We live in an age where there is more and more disillusion with periodically trooping to the polls, voting with the party herd, and supporting politicians who, once in office, act contrary to the promises they made on the hustings. The practice of representative democracy, in short, does not command much confidence. In the US, elections are dominated by big money. In developing countries, structural adjustment and neoliberal economics compel governments to ignore the demands of ordinary people for services like health and education. This is where the participative budgetmaking experiment in Porto Alegre comes in. Over the past decade, this city has institutionalized the direct involvement, locality by locality, of ordinary citizens in deciding spending priorities.
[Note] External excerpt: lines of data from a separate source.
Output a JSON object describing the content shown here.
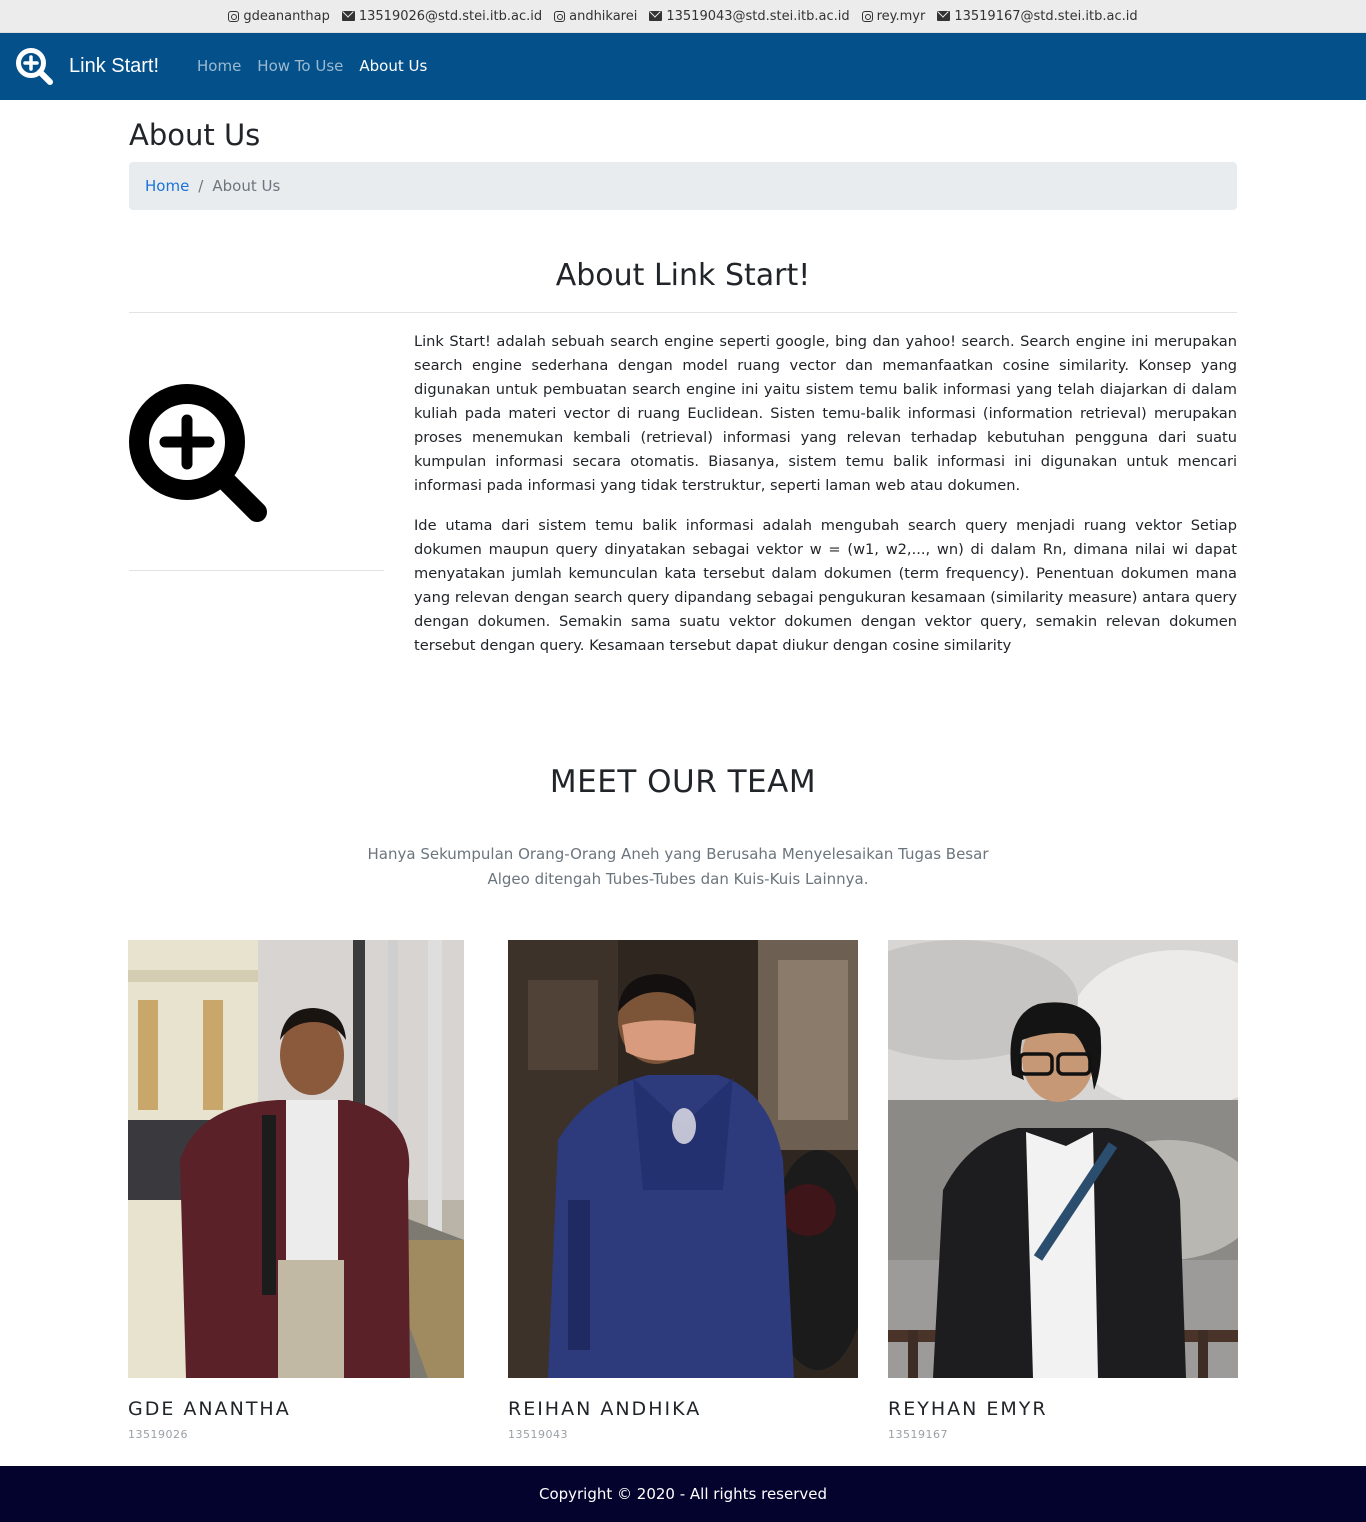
{
  "contacts": [
    {
      "type": "instagram",
      "icon": "instagram-icon",
      "text": "gdeananthap"
    },
    {
      "type": "email",
      "icon": "envelope-icon",
      "text": "13519026@std.stei.itb.ac.id"
    },
    {
      "type": "instagram",
      "icon": "instagram-icon",
      "text": "andhikarei"
    },
    {
      "type": "email",
      "icon": "envelope-icon",
      "text": "13519043@std.stei.itb.ac.id"
    },
    {
      "type": "instagram",
      "icon": "instagram-icon",
      "text": "rey.myr"
    },
    {
      "type": "email",
      "icon": "envelope-icon",
      "text": "13519167@std.stei.itb.ac.id"
    }
  ],
  "navbar": {
    "brand": "Link Start!",
    "brand_icon": "magnifier-plus-icon",
    "links": [
      {
        "label": "Home",
        "active": false
      },
      {
        "label": "How To Use",
        "active": false
      },
      {
        "label": "About Us",
        "active": true
      }
    ],
    "color": "#03508a"
  },
  "page": {
    "title": "About Us",
    "breadcrumb": {
      "home": "Home",
      "separator": "/",
      "current": "About Us"
    }
  },
  "about": {
    "heading": "About Link Start!",
    "paragraphs": [
      "Link Start! adalah sebuah search engine seperti google, bing dan yahoo! search. Search engine ini merupakan search engine sederhana dengan model ruang vector dan memanfaatkan cosine similarity. Konsep yang digunakan untuk pembuatan search engine ini yaitu sistem temu balik informasi yang telah diajarkan di dalam kuliah pada materi vector di ruang Euclidean. Sisten temu-balik informasi (information retrieval) merupakan proses menemukan kembali (retrieval) informasi yang relevan terhadap kebutuhan pengguna dari suatu kumpulan informasi secara otomatis. Biasanya, sistem temu balik informasi ini digunakan untuk mencari informasi pada informasi yang tidak terstruktur, seperti laman web atau dokumen.",
      "Ide utama dari sistem temu balik informasi adalah mengubah search query menjadi ruang vektor Setiap dokumen maupun query dinyatakan sebagai vektor w = (w1, w2,..., wn) di dalam Rn, dimana nilai wi dapat menyatakan jumlah kemunculan kata tersebut dalam dokumen (term frequency). Penentuan dokumen mana yang relevan dengan search query dipandang sebagai pengukuran kesamaan (similarity measure) antara query dengan dokumen. Semakin sama suatu vektor dokumen dengan vektor query, semakin relevan dokumen tersebut dengan query. Kesamaan tersebut dapat diukur dengan cosine similarity"
    ]
  },
  "team": {
    "heading": "MEET OUR TEAM",
    "subtitle": "Hanya Sekumpulan Orang-Orang Aneh yang Berusaha Menyelesaikan Tugas Besar Algeo ditengah Tubes-Tubes dan Kuis-Kuis Lainnya.",
    "members": [
      {
        "name": "GDE ANANTHA",
        "id": "13519026"
      },
      {
        "name": "REIHAN ANDHIKA",
        "id": "13519043"
      },
      {
        "name": "REYHAN EMYR",
        "id": "13519167"
      }
    ]
  },
  "footer": {
    "text": "Copyright © 2020 - All rights reserved",
    "color": "#03032e"
  }
}
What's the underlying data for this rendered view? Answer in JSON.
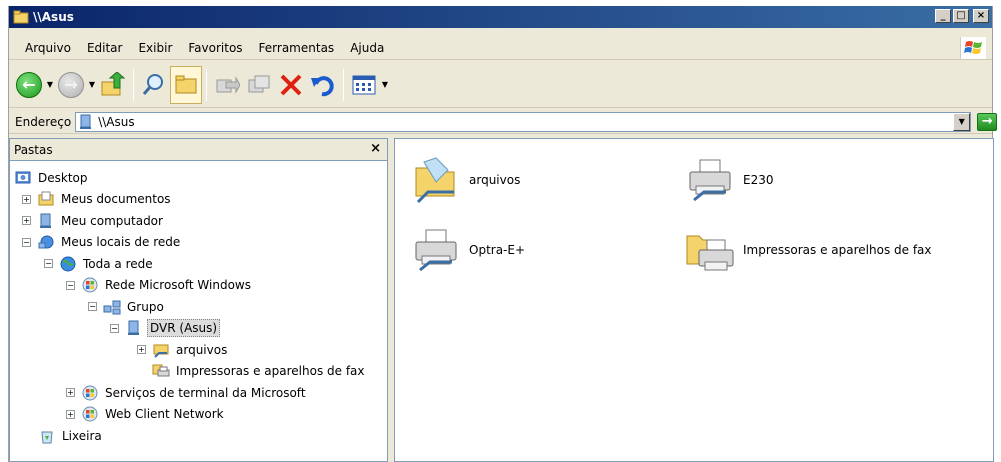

This book gives a down-to-earth description of how this democratic innovation works in practice. It explores the difficult questions. Can inhabitants taking part in public management really strengthen its efficiency? Is genuine participation possible without small groups monopolizing power? Can local organizations avoid becoming bureaucratized and cut off from their roots? Can neighbourhood mobilization go beyond parochialism and act in the general interest?The authors also raise the bigger question about what are the lessons to be learned from Porto Alegre for a renewal of democratic institutions elsewhere in the world.